Collected data entries
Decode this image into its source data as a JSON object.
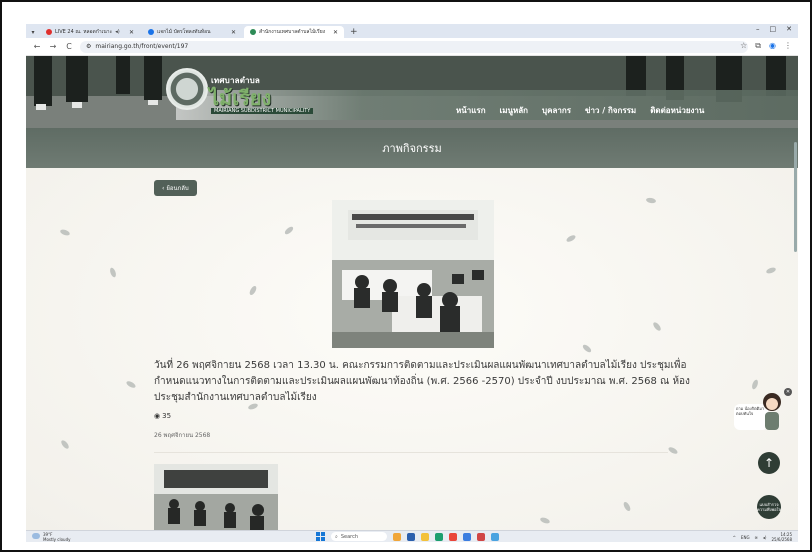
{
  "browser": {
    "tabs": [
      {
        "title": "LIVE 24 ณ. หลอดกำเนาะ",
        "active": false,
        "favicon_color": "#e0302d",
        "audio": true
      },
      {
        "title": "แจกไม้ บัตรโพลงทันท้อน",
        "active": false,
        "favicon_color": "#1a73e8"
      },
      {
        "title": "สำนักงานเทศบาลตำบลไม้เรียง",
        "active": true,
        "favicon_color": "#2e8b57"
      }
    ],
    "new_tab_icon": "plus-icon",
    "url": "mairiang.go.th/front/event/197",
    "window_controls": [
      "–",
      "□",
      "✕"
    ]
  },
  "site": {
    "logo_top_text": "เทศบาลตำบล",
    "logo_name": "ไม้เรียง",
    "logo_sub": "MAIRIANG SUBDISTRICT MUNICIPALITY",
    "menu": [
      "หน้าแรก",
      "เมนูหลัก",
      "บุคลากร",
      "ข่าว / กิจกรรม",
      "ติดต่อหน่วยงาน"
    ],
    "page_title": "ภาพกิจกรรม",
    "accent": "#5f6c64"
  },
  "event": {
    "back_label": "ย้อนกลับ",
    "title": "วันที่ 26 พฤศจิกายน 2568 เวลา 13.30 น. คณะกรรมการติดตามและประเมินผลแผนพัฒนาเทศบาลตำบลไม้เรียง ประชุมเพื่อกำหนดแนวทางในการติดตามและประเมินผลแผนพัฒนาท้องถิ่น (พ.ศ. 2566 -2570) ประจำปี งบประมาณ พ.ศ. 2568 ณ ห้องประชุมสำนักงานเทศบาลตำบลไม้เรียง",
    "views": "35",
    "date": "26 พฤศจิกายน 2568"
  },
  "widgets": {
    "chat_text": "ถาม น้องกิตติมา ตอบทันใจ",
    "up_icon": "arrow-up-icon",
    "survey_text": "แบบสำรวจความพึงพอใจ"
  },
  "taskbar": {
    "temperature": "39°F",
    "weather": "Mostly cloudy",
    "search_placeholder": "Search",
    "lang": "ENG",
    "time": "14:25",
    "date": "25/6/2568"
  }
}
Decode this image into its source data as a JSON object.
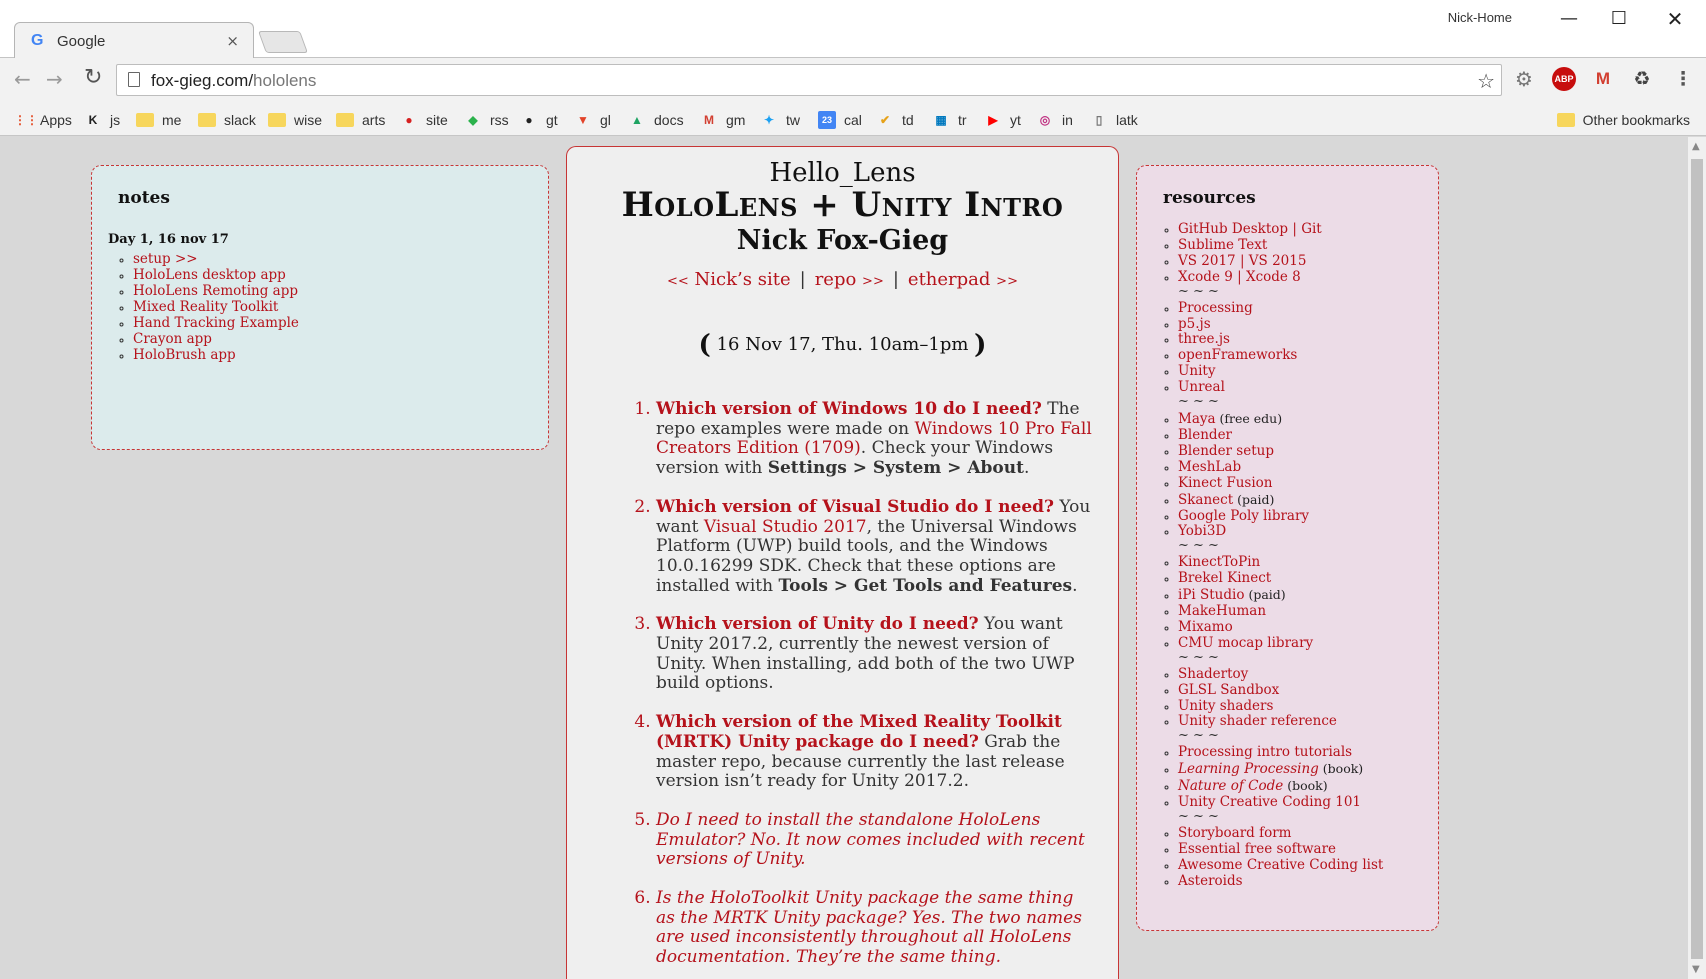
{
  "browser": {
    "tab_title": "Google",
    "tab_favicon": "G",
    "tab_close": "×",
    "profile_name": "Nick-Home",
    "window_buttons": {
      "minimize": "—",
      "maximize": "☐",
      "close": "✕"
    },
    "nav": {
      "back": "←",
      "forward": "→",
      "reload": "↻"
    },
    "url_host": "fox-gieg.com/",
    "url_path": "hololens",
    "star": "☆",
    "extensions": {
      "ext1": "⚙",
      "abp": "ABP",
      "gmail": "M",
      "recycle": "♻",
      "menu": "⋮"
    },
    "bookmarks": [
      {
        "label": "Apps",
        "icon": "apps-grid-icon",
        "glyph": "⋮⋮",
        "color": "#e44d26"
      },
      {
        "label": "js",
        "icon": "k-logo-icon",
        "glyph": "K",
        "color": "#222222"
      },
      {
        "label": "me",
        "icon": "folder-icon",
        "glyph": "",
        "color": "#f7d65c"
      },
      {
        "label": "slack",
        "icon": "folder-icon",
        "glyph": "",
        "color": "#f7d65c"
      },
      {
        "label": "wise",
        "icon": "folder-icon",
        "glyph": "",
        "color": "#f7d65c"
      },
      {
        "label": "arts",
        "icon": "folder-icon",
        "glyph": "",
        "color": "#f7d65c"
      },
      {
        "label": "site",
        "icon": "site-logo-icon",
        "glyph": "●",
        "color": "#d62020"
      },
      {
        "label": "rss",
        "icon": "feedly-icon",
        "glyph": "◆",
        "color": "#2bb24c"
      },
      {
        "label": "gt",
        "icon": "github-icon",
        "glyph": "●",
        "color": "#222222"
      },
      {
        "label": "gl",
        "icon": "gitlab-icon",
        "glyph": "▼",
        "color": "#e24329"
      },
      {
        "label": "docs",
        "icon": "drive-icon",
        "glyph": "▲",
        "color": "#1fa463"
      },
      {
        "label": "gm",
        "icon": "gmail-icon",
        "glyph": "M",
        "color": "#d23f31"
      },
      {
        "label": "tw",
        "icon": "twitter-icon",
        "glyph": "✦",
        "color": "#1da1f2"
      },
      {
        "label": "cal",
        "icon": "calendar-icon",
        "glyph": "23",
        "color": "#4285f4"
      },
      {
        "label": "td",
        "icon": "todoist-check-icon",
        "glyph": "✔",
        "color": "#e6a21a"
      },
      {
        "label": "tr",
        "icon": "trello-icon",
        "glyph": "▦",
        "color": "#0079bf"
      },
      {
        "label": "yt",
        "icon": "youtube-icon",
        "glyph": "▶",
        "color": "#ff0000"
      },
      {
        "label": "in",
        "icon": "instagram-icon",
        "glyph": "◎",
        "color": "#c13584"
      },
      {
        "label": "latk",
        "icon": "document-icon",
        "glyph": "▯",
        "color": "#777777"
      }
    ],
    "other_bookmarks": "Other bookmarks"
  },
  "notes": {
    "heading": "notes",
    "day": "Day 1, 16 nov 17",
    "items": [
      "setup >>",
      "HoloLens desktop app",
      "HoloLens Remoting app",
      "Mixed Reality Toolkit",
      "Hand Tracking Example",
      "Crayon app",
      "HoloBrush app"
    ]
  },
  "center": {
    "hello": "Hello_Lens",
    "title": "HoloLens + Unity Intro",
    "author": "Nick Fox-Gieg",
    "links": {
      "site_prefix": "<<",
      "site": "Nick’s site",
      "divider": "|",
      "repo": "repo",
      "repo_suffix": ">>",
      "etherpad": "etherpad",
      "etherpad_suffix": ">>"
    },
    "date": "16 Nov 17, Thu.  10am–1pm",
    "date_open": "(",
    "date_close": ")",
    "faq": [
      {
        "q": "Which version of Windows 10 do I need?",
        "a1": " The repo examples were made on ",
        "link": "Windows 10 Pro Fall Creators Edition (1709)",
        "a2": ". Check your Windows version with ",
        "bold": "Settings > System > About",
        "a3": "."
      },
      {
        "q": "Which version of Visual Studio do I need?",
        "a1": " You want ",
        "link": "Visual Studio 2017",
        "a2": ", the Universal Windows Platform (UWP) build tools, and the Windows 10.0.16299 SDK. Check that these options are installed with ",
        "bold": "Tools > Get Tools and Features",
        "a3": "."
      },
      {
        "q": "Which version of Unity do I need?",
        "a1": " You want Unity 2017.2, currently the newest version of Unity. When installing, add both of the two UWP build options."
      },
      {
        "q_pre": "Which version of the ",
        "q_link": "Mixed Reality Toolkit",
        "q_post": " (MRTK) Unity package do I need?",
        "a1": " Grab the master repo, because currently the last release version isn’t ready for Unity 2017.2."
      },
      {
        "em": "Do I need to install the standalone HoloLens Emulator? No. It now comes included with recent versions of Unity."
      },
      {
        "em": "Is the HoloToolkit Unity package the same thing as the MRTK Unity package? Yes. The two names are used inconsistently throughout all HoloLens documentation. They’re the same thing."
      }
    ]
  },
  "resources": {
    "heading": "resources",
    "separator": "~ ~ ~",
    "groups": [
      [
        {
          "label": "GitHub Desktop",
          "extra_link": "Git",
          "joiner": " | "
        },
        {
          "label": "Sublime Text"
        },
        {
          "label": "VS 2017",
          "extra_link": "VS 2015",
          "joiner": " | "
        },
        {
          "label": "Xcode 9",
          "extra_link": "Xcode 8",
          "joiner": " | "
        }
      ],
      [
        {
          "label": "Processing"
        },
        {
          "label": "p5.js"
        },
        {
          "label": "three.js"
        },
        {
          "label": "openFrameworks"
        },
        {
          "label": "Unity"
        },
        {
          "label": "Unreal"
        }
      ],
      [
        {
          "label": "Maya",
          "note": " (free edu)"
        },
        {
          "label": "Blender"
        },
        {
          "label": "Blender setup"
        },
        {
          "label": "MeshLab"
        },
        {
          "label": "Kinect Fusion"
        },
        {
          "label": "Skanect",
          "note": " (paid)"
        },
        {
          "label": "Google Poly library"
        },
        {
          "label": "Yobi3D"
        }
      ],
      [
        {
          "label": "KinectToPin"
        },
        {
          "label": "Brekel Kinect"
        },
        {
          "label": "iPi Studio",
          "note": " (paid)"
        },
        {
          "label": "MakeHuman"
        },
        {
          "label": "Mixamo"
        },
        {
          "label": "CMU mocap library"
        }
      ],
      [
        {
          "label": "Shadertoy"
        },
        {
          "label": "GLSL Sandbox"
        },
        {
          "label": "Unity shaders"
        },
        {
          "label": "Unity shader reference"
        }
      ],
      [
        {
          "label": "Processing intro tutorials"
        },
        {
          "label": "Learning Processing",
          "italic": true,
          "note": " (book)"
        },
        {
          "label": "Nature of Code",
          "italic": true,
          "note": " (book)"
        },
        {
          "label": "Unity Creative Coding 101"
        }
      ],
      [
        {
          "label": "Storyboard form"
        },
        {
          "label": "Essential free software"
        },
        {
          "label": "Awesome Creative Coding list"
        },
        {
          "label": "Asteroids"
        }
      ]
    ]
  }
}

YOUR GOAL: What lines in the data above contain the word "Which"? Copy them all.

RESPONSE TO THIS EXERCISE:
        "q": "Which version of Windows 10 do I need?",
        "q": "Which version of Visual Studio do I need?",
        "q": "Which version of Unity do I need?",
        "q_pre": "Which version of the ",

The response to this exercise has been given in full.